The past year in genetics has held no shortage of surprises. Fossilized bone fragments helped to rewrite parts of the Neanderthal story, including how some bands migrated and lived. A team of researchers in Spain learned that doppelgangers have more in common than meets the eye. The phrase “superdodger” officially entered the COVID-19 lexicon. And new analysis confirmed what anyone who’s ever hit a dance floor already knows–the ability to move in time to a beat is partly genetic.
From big discoveries that moved the field forward to work that improved upon existing findings, here are some of the year’s milestones.
A Neanderthal family portrait
Deep inside a cave in southern Siberia, a team of researchers discovered the fossilized bone fragments of the first-known Neanderthal family.
DNA analysis of these fragments offered rare insights into Neanderthals’ lives – depicting their social structures, migratory patterns, and relationships.
Are you a superdodger?
In 2022, a new term entered the COVID-19 lexicon: superdodger. A superdodger is someone who appears to have avoided COVID infection despite multiple exposures to new variants and waves.
Scientists were so puzzled by these virus evaders they began to look for genetic clues. Research out of UCSF revealed a genetic variant in a gene called HLA that clears the virus rapidly. “The immune response gets just kind of fired up much more quickly,” explained Jill Hollenbach, an immunogeneticist at UCSF. “So that you basically nuke the infection before you even start to have symptoms.”
More than a look-alike
Your doppelganger may share more than just your physical characteristics–they may also share similar DNA.
Researchers in Spain compared and analyzed the DNA of doppelgangers who had participated in a photography series on look-alikes by Canadian artist François Brunelle.
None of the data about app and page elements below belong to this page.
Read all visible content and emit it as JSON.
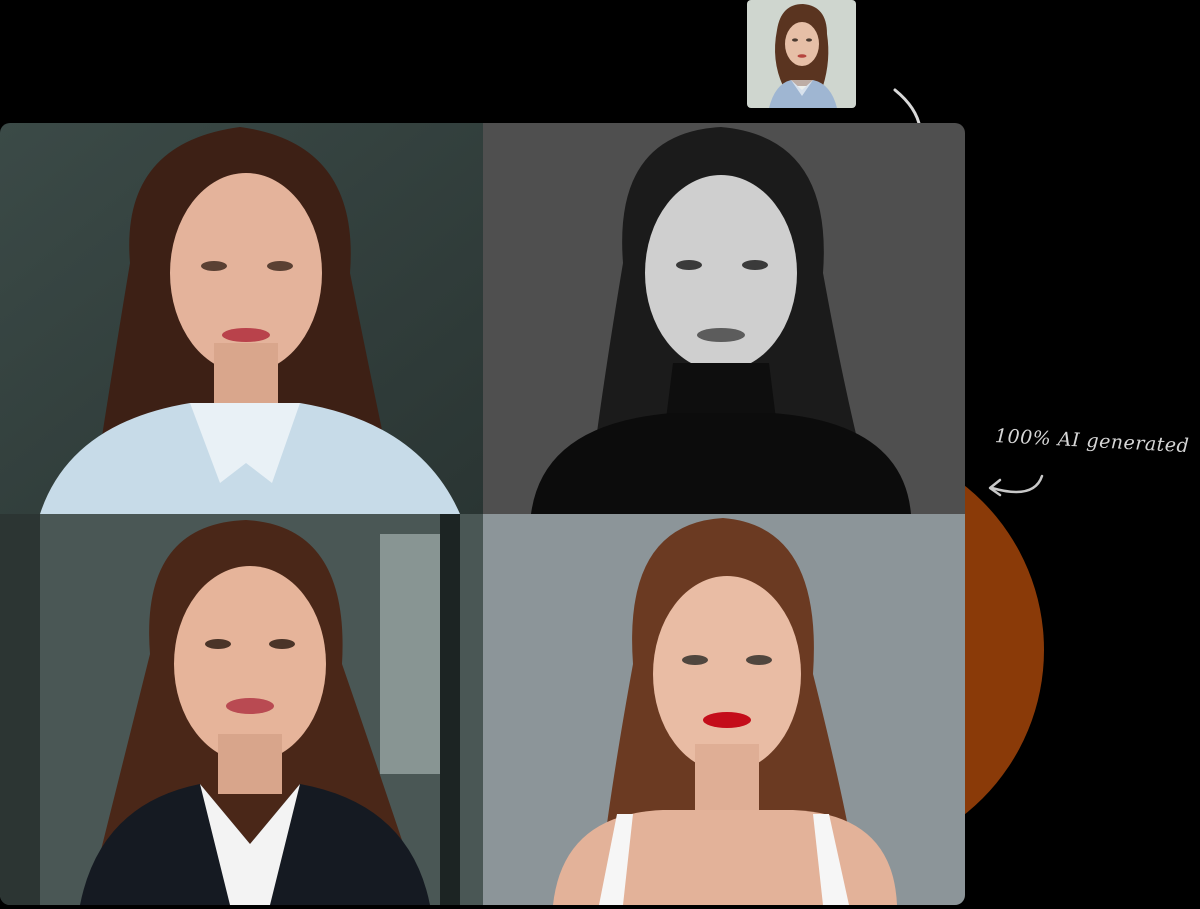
{
  "caption": {
    "text": "100% AI generated"
  },
  "colors": {
    "background": "#000000",
    "accent_disc": "#8a3a08",
    "annotation_stroke": "#d9d9d9"
  },
  "reference_photo": {
    "icon": "portrait-reference-photo"
  },
  "tiles": [
    {
      "icon": "portrait-light-blue-shirt-photo"
    },
    {
      "icon": "portrait-black-white-turtleneck-photo"
    },
    {
      "icon": "portrait-office-blazer-photo"
    },
    {
      "icon": "portrait-white-top-red-lips-photo"
    }
  ]
}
They found that people with very similar faces also shared many of the same genetic variants.
You’ve got the music in you
When your favorite song comes on the radio, can you tap, clap, and dance in time to its beat?
Researchers at Vanderbilt University and 23andMe found more than 60 genetic links to the ability to move in time to musical rhythm – an important first step in understanding the genetic architecture of musicality.
Polygenic risk scores go mainstream
Polygenic risk scores, DNA-based tools that enhance our ability to predict the risk of common diseases, made headlines this year. Researchers worldwide developed new scores for common conditions like type 2 diabetes, knee and hip osteoarthritis, cardiovascular disease, glaucoma, and more. Here at 23andMe, researchers developed scores that formed the basis for 12 new reports.
All of this work suggests that we’re closer than ever to realizing the promise of polygenic risk scores. As risk prediction continues to improve, these tools can be used to inform treatment decisions, guide lifestyle modifications, and influence disease screening.
Francis Collins’ next act
After more than 12 years as the director of the NIH, physician-geneticist Dr. Francis Collins announced he would step down to return to his lab at the National Human Genome Research Institute and join President Biden’s administration as an acting science adviser.
Dr. Collins brought his diplomatic skills and expertise to the job of NIH director. Highlights of his tenure include co-launching the Cancer Moonshot Initiative, which aims to speed progress in cancer research and prevention, navigating the COVID-19 pandemic, and supporting research for mRNA vaccines.
A new era of drug discovery
A 2022 study found that 33 of the 50 drugs recently approved by the Food and Drug Administration were supported with genomic data – making it clear that genetic insights will play an increasingly important role in developing new therapies for people who need them most.
23andMe has long envisioned a model of drug discovery fueled by human genetics. This year, we moved closer to making that a reality. Our therapeutics team recently initiated a Phase 1 clinical trial for a potential new cancer treatment, an immunotherapy antibody called 23ME-00610.
The largest genome-wide association study ever done found nearly all the common genetic variants that explain the heritability of height among people of European ancestry, and, in the process, may have set the framework for future genetic research into other traits and diseases.
Using data from about 5.4 million individuals, almost half of whom were 23andMe customers who consented to participate in research, the GIANT study identified 12,111 variants that help explain 10 to 40 percent of all variation in height, depending on a person’s ancestry. They cluster around parts of the genome involved in skeletal growth.